* [Try it] Find the word "title" in the listing, and copy out each line where it turns up.

-------

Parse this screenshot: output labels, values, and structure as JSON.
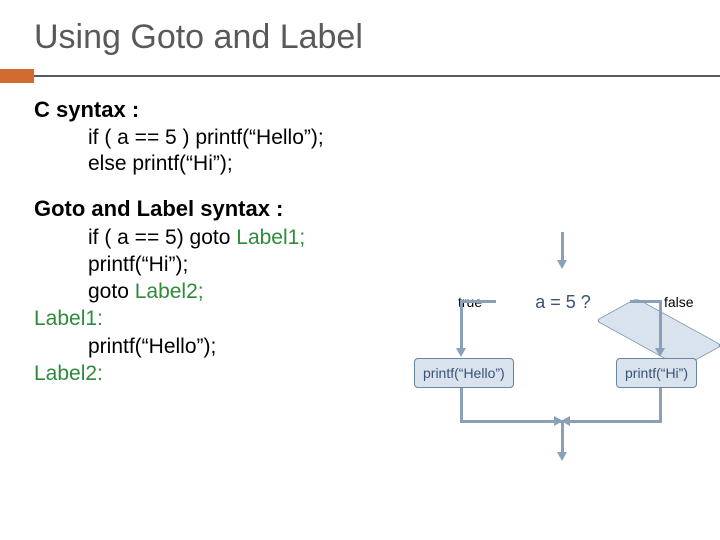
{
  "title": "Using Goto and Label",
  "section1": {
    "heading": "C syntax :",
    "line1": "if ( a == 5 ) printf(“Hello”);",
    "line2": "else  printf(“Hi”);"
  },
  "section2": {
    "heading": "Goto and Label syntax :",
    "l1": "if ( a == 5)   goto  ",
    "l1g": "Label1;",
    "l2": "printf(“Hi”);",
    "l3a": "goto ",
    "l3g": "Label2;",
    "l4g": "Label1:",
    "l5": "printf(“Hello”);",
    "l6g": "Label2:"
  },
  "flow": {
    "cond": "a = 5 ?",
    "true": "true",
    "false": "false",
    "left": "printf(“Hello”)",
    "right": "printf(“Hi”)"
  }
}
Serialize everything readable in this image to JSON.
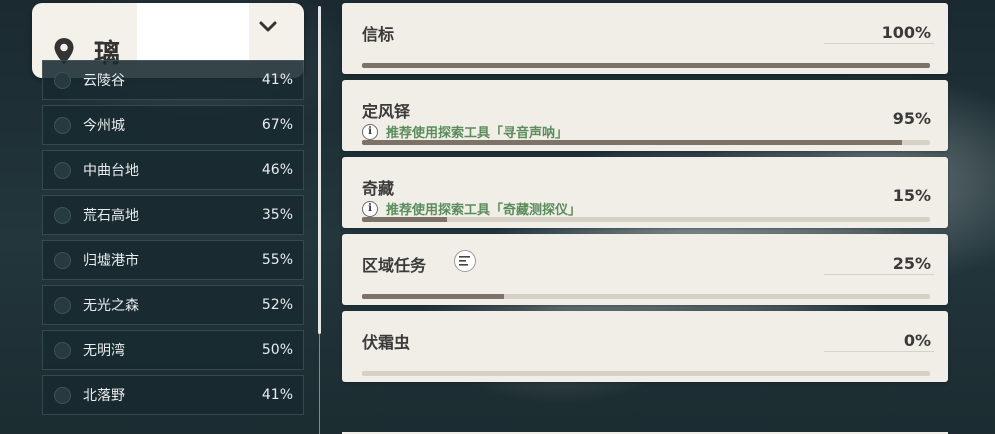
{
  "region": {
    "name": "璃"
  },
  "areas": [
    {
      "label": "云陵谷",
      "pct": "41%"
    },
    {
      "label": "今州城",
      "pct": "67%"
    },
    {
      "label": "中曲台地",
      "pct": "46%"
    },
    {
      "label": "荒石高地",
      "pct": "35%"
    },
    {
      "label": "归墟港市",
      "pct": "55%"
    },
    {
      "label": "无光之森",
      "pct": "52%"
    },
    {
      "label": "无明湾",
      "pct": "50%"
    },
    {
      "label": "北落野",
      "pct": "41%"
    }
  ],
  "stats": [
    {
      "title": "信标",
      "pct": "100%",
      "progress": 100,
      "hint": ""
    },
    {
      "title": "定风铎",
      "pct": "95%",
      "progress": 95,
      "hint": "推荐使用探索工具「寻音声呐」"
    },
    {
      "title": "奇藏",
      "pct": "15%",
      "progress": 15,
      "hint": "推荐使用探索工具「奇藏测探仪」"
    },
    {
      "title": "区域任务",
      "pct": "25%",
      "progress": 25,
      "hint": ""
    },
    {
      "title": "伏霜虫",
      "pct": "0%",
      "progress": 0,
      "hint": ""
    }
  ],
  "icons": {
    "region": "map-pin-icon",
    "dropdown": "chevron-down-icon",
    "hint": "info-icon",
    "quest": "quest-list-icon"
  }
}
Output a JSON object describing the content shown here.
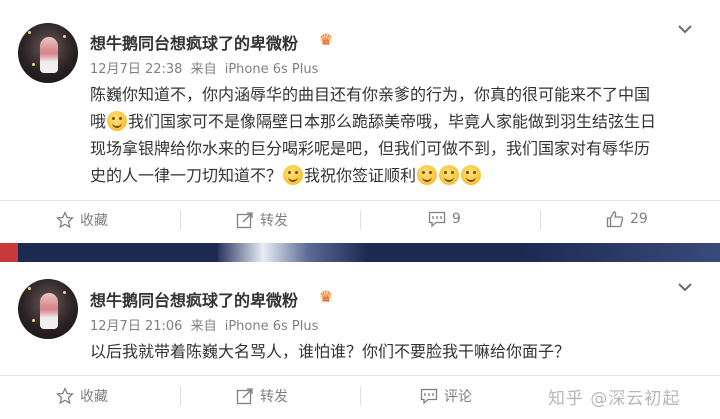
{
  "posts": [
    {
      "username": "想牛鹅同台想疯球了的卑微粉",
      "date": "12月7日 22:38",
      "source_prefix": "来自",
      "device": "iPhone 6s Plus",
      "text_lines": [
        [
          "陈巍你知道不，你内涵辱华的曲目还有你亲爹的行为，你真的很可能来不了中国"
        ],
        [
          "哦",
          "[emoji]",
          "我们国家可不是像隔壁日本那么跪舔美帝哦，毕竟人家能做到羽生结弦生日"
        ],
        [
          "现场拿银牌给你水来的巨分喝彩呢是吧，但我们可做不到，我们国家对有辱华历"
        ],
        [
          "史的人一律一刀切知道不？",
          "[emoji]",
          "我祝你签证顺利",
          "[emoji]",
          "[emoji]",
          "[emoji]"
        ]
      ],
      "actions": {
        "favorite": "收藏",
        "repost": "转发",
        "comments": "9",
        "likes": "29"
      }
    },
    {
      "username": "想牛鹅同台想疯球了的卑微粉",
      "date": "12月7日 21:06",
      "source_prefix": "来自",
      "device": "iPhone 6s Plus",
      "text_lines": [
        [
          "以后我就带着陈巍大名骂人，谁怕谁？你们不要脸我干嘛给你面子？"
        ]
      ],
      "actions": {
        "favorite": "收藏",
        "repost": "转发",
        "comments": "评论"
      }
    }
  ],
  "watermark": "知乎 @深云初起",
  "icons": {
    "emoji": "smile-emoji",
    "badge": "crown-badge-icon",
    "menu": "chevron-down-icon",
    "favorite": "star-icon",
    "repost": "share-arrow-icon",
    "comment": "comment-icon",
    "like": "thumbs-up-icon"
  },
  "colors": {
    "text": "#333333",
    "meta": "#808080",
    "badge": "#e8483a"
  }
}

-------

* [Output of the task]
  "title": "Using Goto and Label",
      "title": "信标",
      "title": "定风铎",
      "title": "奇藏",
      "title": "区域任务",
      "title": "伏霜虫",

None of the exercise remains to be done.